To The Lincoln County Folks,
After losing my place due to the Yarnell Fire aftermath, we have helped hundreds in their hopes to rebuild in Yarnell.
My hiking partner and caregiver, Joy A. Collura, and I have been hiking with a lot of authors, media, reporters, journalists, retired smokejumpers/firefighters, investigators, and more since June 30, 2013. We have been on the Weather Channel and other stations and newspapers/magazines in regards to how we survived that fire and why and how 19 men did not. We have helped by sharing our photos with courtesy credit given to Joy A. Collura to properly assess that wildfire. Or you can google Yarnell Hikers to see who we are.
I needed a break from the depression laid upon Yarnell and its folks who faced loss(es).
Joy is very much tied to her small town community of Congress and its surrounding areas; she is not your Congress woman but County-oriented kid.
She cares about the people, and helps on assessing the damage, as well as the off-the-grid folks and street living folks. She did not want a break. We disagreed on topic, as I am in search for land in the state I was born; Fallon, Nev.
We agreed to go North of the Grand Canyon for the summer months for our hikes. We headed out and I had three blow outs on my tires on highway 15 so my friend Matt Monzillo stated we could stay at his cabin at Navajo Lake in Utah.

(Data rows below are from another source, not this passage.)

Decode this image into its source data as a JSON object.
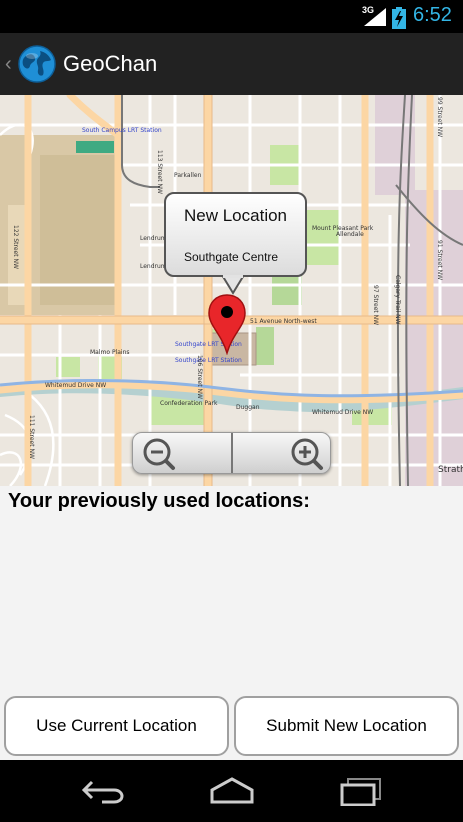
{
  "status_bar": {
    "signal_label": "3G",
    "time": "6:52",
    "accent": "#33b5e5"
  },
  "action_bar": {
    "title": "GeoChan",
    "up_glyph": "‹",
    "logo_icon": "globe-icon"
  },
  "map": {
    "callout_title": "New Location",
    "callout_subtitle": "Southgate Centre",
    "labels": {
      "south_campus": "South Campus LRT Station",
      "st_113": "113 Street NW",
      "parkallen": "Parkallen",
      "st_122": "122 Street NW",
      "lendrum": "Lendrum",
      "lendrum_place": "Lendrum Place P",
      "mount_pleasant": "Mount Pleasant Park",
      "allendale": "Allendale",
      "ave_51": "51 Avenue North-west",
      "st_106": "106 Street NW",
      "southgate_lrt": "Southgate LRT Station",
      "southgate_lrt2": "Southgate LRT Station",
      "malmo": "Malmo Plains",
      "whitemud": "Whitemud Drive NW",
      "whitemud2": "Whitemud Drive NW",
      "confederation": "Confederation Park",
      "duggan": "Duggan",
      "st_111": "111 Street NW",
      "calgary_trail": "Calgary Trail NW",
      "st_99": "99 Street NW",
      "st_97": "97 Street NW",
      "st_91": "91 Street NW",
      "strath": "Strath"
    },
    "colors": {
      "water": "#b5d0d0",
      "park": "#c8e6a4",
      "road_major": "#fcd6a4",
      "road_minor": "#ffffff",
      "industrial": "#dfd0d8",
      "rail": "#888888"
    },
    "zoom_controls": {
      "zoom_out_icon": "zoom-out-icon",
      "zoom_in_icon": "zoom-in-icon"
    }
  },
  "content": {
    "heading": "Your previously used locations:",
    "locations": []
  },
  "buttons": {
    "use_current": "Use Current Location",
    "submit_new": "Submit New Location"
  },
  "nav_bar": {
    "back_icon": "back-icon",
    "home_icon": "home-icon",
    "recents_icon": "recent-apps-icon"
  }
}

The altitude was affecting us both. At the Cedar City Walmart, a woman shared to us to try a better elevation and her home place has hot springs: Panaca. She said just go down Highway 56 and you will run right into it. Well, we did a few hours later and ran out of gas.
I put some gas from the jeep into the truck and we landed in the hot springs of Panaca. While soaking in the water, the most amazing community of folks greeted us and shared the points of interests to this county. Since it was approaching the holiday [Memorial Day] weekend and many were loading up in the parking lot of the hot springs, I decided to show Joy my old stomping grounds and headed south to Caliente. Once we arrived, I ran out of gas and we gathered $10.22 in change and my remaining $3 and got gas, ready to leave town and head to my old mining spots. As Joy counted the change to pay, a man threw four dollars on top of her change. Joy, with her brain tumors, was lethargic that night and she insisted on sleeping over. Many mentioned parks and places to sleep but Joy pointed to across the BLM field office as a pull off so she can rest. We did. The next day we walked the town of Caliente. We met a very nice man, the local librarian, as he gave us much education to the town and its activities. I saw produce next to the library. I inquired with our last 60 cents to buy a honeydew melon and Shirley, assisting Three Squares, gave us cantaloupe, tomatoes, cucumbers, ginger snaps, milk, yogurt drinks, and carrots. That was a much needed blessing. Shirley even educated us further that meals were at the senior center Monday through Friday at 11:30 a.m. She really went out of her way to share food sources to us. We cannot tell you how well appreciated all this kindness means to us. The senior center folks were top notch. Joy even asked 2 local sheriffs if where we parked was okay until I got paid on the 30th and they stated yes. Local mechanics John and Griffith gave us 20 to 30 percent tread left tires for free and that helps until we can get to a place that sells tires at a fair price.
Yet the most amazing thing was on Memorial Day when we walked and tried to find the festivities we could not locate them. The heat got us to drive to the train depot which was locked but the picnic table area was well shaded and we got out of the heat that way. On the way out, my jeep ran out of gas and in seconds a woman came out of her home and got her husband and returned quickly with five gallons of gas and she said it was a gift. We want to pay her back Friday. We feel her gift was coming out quick and the gas funds need to be returned. Our thanks is to the county: with such a fine top notch community, you really make it difficult for an old miner, who was heading to take Joy to areas I mined and where I was born, but now you have me online looking for land in this area. I just have to take the time out and tell you, the paper, what a fine county you all are.
Thank you to everyone who has assisted the survivors of the Yarnell Hill Fire. We appreciate you. We are here until at least Friday in Caliente. After that I want to take Joy to the Rachel/Alamo/Hiko areas.
Huge Thank You To You All-
Tex (Sonny) Harold Eldon Gilligan and his desert walker Joy A.
Thank You UNR,
The Nevada Cooperative Extension Service from UNR came to Pioche to present their Living With Fire program. Presenting their statewide theme and information were Ed Smith, Sonya Sistare, and Taryn Holland. Dinner was provided by the Lincoln County Fire District board and Tillie?s. Pioche Volunteer Fire Department and Ed Wright prepared the meal, with several people donating desserts.
Nevada Division of Forestry, National Forest Service, Bureau of Land Management, Pioche Fire, and Panaca Fire had equipment and personnel on hand to answer questions and showcase local fire apparatus.
Thank you to all of the people that volunteered their time and items to make this evening a success. The Lincoln County School Board, Mrs. Teel, Trista Boyce and Austin Cole.?
?Prepare your homes and lots for a safe fire season.? Have a plan and be prepared.
Lincoln County Fire District